» **Input data**:
* * * * *

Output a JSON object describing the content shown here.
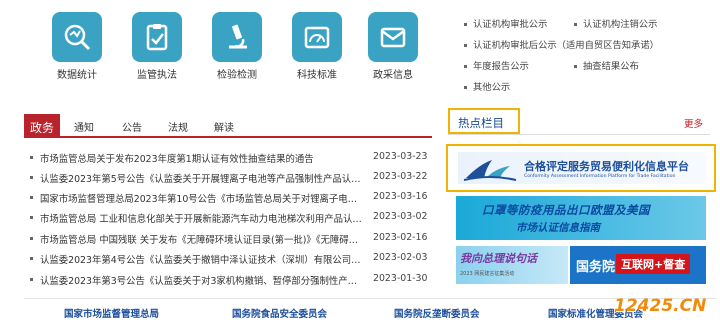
{
  "icons": [
    {
      "name": "数据统计",
      "icon": "data-statistics-icon"
    },
    {
      "name": "监管执法",
      "icon": "clipboard-check-icon"
    },
    {
      "name": "检验检测",
      "icon": "microscope-icon"
    },
    {
      "name": "科技标准",
      "icon": "gauge-icon"
    },
    {
      "name": "政采信息",
      "icon": "envelope-icon"
    }
  ],
  "right_links": [
    "认证机构审批公示",
    "认证机构注销公示",
    "认证机构审批后公示（适用自贸区告知承诺）",
    "年度报告公示",
    "抽查结果公布",
    "其他公示"
  ],
  "tabs": [
    "政务",
    "通知",
    "公告",
    "法规",
    "解读"
  ],
  "news": [
    {
      "title": "市场监管总局关于发布2023年度第1期认证有效性抽查结果的通告",
      "date": "2023-03-23"
    },
    {
      "title": "认监委2023年第5号公告《认监委关于开展锂离子电池等产品强制性产品认证...",
      "date": "2023-03-22"
    },
    {
      "title": "国家市场监督管理总局2023年第10号公告《市场监管总局关于对锂离子电池等...",
      "date": "2023-03-16"
    },
    {
      "title": "市场监管总局 工业和信息化部关于开展新能源汽车动力电池梯次利用产品认证...",
      "date": "2023-03-02"
    },
    {
      "title": "市场监管总局 中国残联 关于发布《无障碍环境认证目录(第一批)》《无障碍环...",
      "date": "2023-02-16"
    },
    {
      "title": "认监委2023年第4号公告《认监委关于撤销中泽认证技术（深圳）有限公司等1...",
      "date": "2023-02-03"
    },
    {
      "title": "认监委2023年第3号公告《认监委关于对3家机构撤销、暂停部分强制性产品认...",
      "date": "2023-01-30"
    }
  ],
  "hot_title": "热点栏目",
  "more": "更多",
  "banner1": {
    "cn": "合格评定服务贸易便利化信息平台",
    "en": "Conformity Assessment Information Platform for Trade Facilitation"
  },
  "banner2": {
    "line1": "口罩等防疫用品出口欧盟及美国",
    "line2": "市场认证信息指南"
  },
  "banner3": {
    "title": "我向总理说句话",
    "sub": "2023 网民建言征集活动"
  },
  "banner4": {
    "title": "国务院",
    "box": "互联网+督查"
  },
  "footer": [
    "国家市场监督管理总局",
    "国务院食品安全委员会",
    "国务院反垄断委员会",
    "国家标准化管理委员会"
  ],
  "watermark": "12425.CN",
  "colors": {
    "accent_red": "#b8232c",
    "icon_teal": "#3aa3c4",
    "highlight": "#f0b400",
    "link_blue": "#1d4f9b"
  }
}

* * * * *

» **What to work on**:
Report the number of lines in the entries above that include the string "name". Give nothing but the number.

» **Result of this task**:
5